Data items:
○ ○ ○

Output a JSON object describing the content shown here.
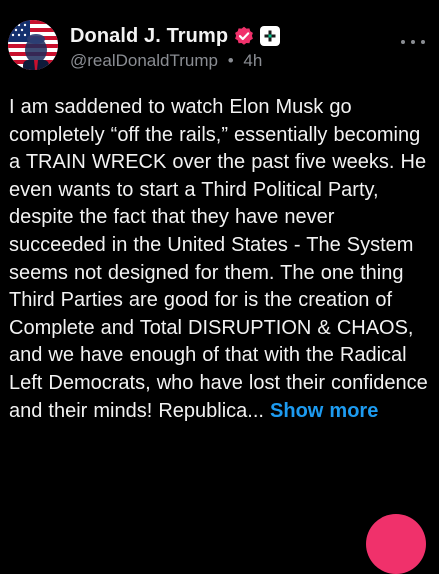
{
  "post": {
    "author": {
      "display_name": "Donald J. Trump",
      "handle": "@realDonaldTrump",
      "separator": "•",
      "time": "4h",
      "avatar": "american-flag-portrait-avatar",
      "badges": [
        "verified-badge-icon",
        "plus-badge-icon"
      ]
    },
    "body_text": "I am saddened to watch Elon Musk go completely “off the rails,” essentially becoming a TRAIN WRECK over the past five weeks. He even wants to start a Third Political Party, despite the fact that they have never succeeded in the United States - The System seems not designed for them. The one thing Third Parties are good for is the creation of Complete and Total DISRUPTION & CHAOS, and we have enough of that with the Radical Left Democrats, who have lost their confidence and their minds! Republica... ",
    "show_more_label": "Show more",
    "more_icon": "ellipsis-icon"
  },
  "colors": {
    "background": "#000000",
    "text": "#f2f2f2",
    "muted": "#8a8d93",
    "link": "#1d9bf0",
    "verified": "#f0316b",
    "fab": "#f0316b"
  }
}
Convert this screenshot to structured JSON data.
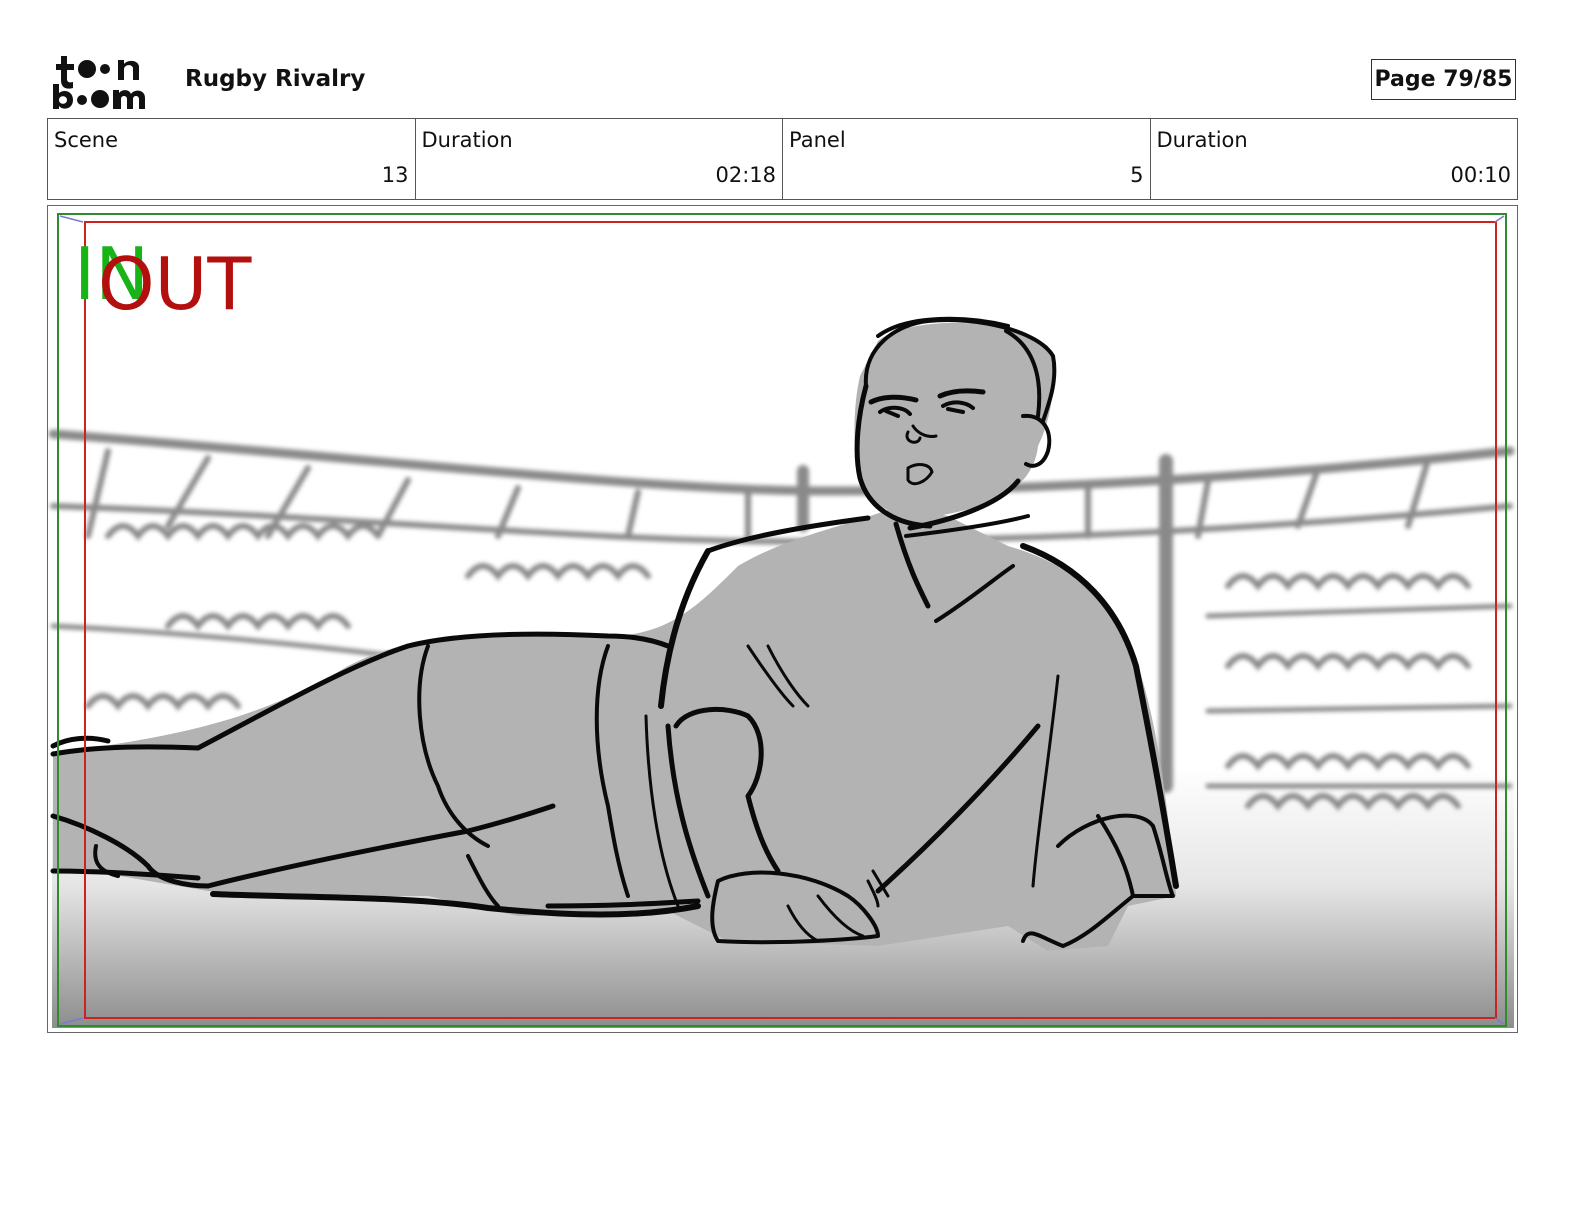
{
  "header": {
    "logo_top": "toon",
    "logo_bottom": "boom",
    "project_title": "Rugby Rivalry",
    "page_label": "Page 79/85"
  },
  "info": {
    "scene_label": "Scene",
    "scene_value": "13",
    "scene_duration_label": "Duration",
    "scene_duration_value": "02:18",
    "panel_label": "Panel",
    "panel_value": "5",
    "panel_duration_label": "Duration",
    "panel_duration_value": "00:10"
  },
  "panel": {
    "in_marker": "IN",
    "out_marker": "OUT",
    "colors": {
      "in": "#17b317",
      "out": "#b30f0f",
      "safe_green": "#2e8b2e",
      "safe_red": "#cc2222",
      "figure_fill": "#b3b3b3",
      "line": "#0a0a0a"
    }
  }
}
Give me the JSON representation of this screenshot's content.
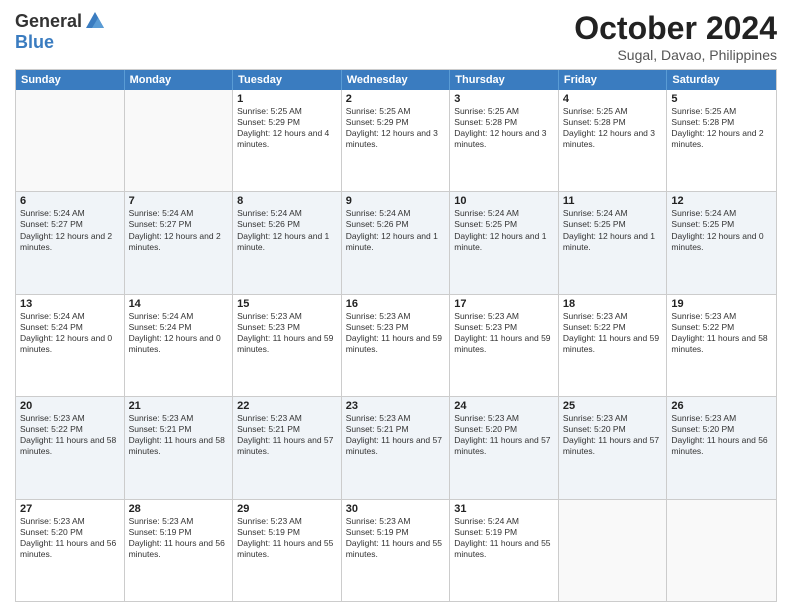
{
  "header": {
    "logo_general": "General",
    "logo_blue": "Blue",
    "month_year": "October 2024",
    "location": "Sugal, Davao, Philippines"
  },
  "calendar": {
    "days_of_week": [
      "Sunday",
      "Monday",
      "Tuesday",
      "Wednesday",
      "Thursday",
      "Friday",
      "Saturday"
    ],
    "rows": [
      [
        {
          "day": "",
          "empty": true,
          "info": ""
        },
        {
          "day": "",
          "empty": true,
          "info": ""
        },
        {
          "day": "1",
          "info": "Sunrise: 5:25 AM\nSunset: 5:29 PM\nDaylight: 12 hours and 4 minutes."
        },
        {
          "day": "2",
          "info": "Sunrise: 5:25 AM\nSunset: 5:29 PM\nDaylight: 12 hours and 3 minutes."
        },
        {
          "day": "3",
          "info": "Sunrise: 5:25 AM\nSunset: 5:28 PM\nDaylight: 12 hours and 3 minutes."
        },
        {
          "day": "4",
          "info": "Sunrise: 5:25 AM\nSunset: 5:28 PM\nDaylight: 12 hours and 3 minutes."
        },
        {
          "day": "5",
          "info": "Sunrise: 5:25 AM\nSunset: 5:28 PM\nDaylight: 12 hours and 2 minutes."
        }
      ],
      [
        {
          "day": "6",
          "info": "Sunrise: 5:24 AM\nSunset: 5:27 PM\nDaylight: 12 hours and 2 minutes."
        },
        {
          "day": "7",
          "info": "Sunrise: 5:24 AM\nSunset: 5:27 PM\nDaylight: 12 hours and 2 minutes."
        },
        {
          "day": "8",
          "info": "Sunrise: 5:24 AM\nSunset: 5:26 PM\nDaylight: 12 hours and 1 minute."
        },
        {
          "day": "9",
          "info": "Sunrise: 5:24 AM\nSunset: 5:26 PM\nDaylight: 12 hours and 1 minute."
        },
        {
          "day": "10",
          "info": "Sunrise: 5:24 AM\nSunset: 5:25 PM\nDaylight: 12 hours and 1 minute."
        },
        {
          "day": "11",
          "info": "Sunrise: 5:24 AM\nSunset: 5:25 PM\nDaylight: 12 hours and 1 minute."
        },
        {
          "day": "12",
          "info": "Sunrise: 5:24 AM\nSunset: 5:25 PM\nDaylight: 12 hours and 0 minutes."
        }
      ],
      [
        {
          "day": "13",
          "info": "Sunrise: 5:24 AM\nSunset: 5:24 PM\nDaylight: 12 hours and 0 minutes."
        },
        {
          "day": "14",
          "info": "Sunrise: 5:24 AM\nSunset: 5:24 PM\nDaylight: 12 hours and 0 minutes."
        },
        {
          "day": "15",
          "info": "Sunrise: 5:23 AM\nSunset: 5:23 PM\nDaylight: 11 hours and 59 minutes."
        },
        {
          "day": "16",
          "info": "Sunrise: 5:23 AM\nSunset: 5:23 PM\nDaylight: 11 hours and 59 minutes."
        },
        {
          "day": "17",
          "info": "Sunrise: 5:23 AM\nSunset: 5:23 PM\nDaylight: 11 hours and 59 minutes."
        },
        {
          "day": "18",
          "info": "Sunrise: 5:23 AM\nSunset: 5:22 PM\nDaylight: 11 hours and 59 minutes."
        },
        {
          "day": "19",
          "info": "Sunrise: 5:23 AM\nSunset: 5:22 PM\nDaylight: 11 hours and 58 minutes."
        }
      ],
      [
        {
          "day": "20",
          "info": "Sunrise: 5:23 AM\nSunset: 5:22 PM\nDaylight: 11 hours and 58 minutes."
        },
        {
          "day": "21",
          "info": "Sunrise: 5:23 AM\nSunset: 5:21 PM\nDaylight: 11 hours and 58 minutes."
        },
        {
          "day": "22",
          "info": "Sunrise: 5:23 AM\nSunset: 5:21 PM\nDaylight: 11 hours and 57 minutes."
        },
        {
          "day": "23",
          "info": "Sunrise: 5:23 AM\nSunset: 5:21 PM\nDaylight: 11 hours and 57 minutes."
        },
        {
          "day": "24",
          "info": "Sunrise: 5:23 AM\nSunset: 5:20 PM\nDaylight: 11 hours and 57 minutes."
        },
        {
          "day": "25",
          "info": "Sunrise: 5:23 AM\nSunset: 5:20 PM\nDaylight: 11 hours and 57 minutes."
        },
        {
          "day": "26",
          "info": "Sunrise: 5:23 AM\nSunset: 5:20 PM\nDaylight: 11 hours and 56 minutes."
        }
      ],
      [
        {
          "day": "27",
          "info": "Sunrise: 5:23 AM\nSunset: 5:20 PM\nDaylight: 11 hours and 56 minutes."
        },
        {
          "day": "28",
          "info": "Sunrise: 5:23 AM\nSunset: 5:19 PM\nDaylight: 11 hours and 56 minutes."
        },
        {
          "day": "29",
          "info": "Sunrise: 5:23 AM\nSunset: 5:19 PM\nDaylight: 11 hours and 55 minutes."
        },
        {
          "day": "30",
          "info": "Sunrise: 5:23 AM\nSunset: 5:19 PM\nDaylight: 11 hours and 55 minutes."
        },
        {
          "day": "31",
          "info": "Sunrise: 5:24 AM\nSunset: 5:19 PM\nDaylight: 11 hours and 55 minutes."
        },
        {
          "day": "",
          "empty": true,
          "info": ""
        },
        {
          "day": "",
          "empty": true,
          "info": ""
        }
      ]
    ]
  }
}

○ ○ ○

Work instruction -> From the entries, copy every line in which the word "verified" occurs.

Result of the exercise ->
        "verified-badge-icon",
    "verified": "#f0316b",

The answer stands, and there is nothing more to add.